• _Given records_
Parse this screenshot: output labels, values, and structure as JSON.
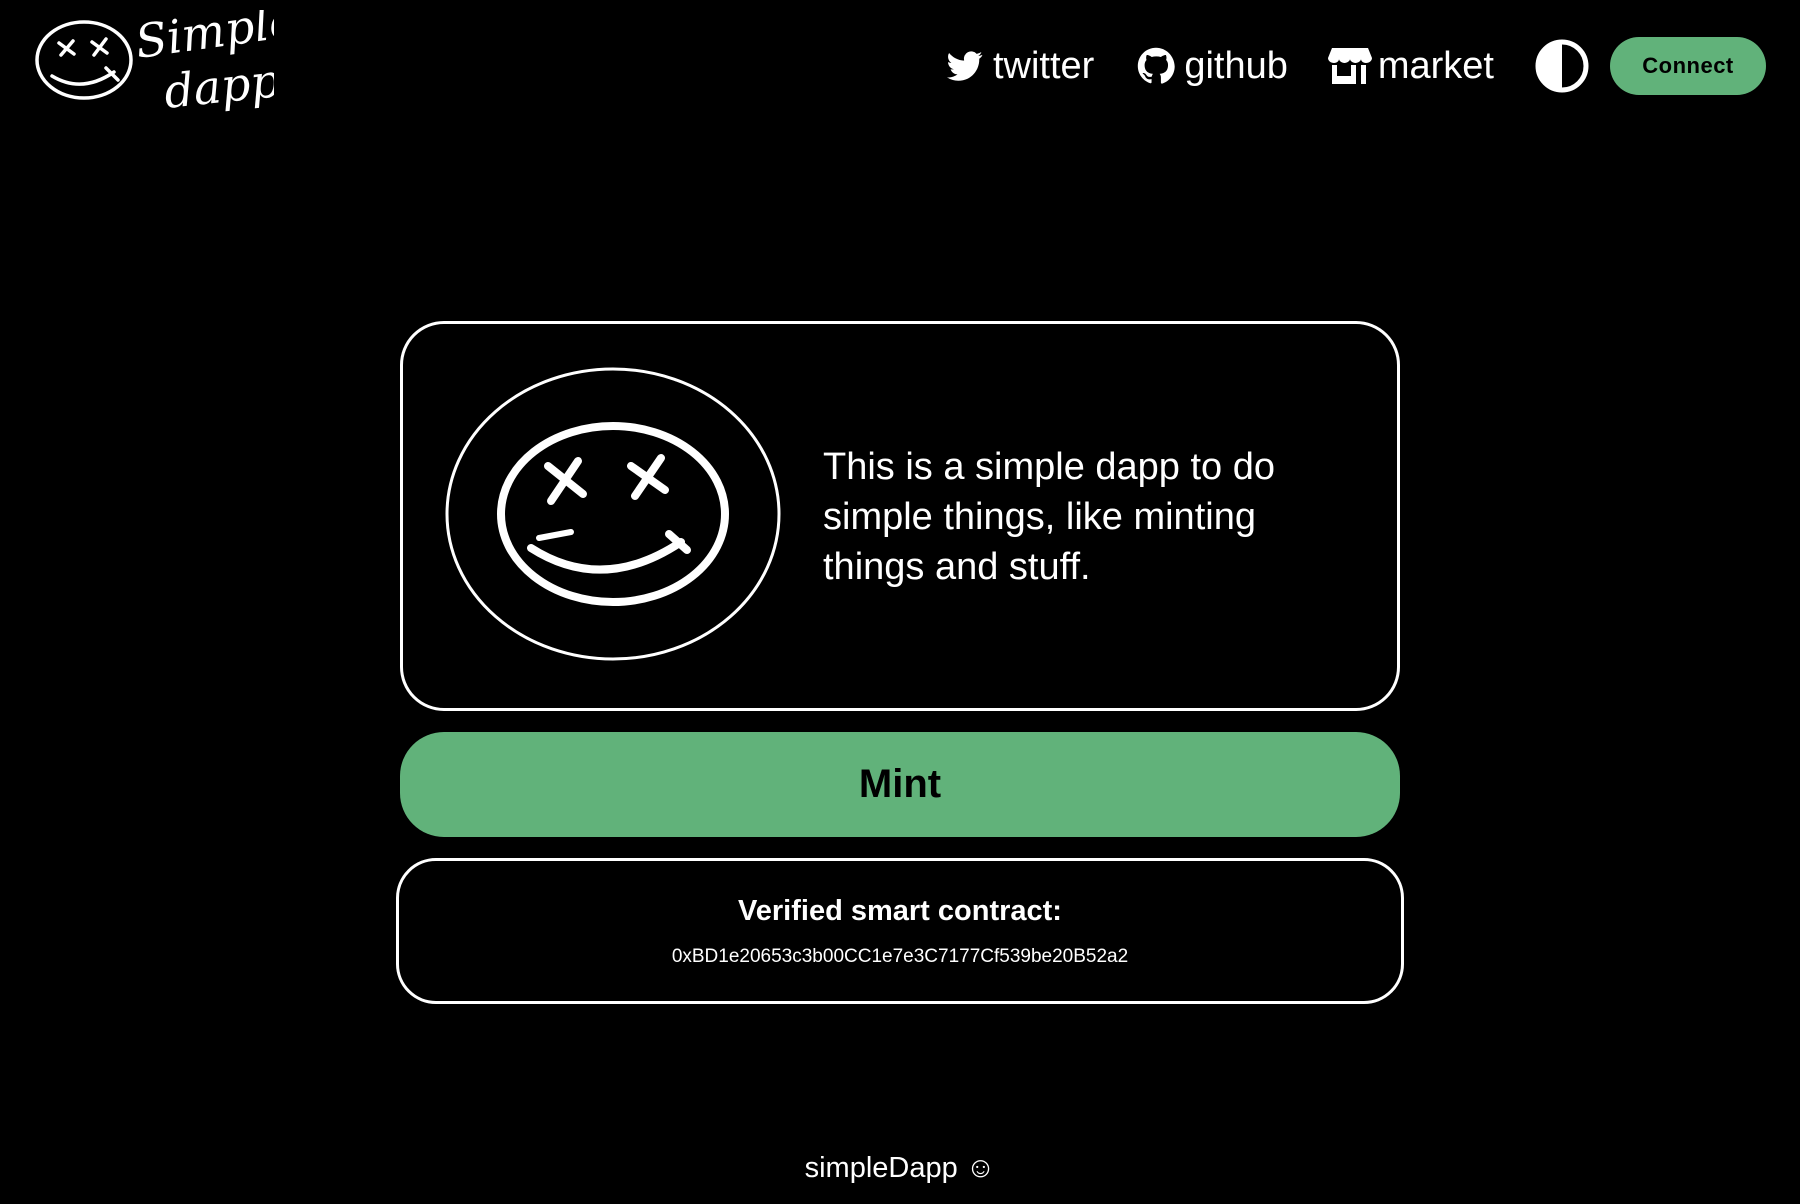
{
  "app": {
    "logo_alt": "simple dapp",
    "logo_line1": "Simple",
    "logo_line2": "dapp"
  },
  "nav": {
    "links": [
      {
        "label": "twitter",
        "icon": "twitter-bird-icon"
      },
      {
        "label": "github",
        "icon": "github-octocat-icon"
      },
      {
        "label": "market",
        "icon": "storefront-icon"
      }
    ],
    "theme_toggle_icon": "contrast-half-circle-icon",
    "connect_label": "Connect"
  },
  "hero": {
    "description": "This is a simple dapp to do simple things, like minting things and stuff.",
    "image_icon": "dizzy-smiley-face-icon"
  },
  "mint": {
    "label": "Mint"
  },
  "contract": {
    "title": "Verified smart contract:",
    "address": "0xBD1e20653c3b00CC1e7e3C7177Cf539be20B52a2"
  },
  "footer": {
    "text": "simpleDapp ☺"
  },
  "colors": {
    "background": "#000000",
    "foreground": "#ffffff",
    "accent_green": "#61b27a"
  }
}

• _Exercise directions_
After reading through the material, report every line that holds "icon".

• _Answer for the task_
        "icon": "twitter-bird-icon"
        "icon": "github-octocat-icon"
        "icon": "storefront-icon"
    "theme_toggle_icon": "contrast-half-circle-icon",
    "image_icon": "dizzy-smiley-face-icon"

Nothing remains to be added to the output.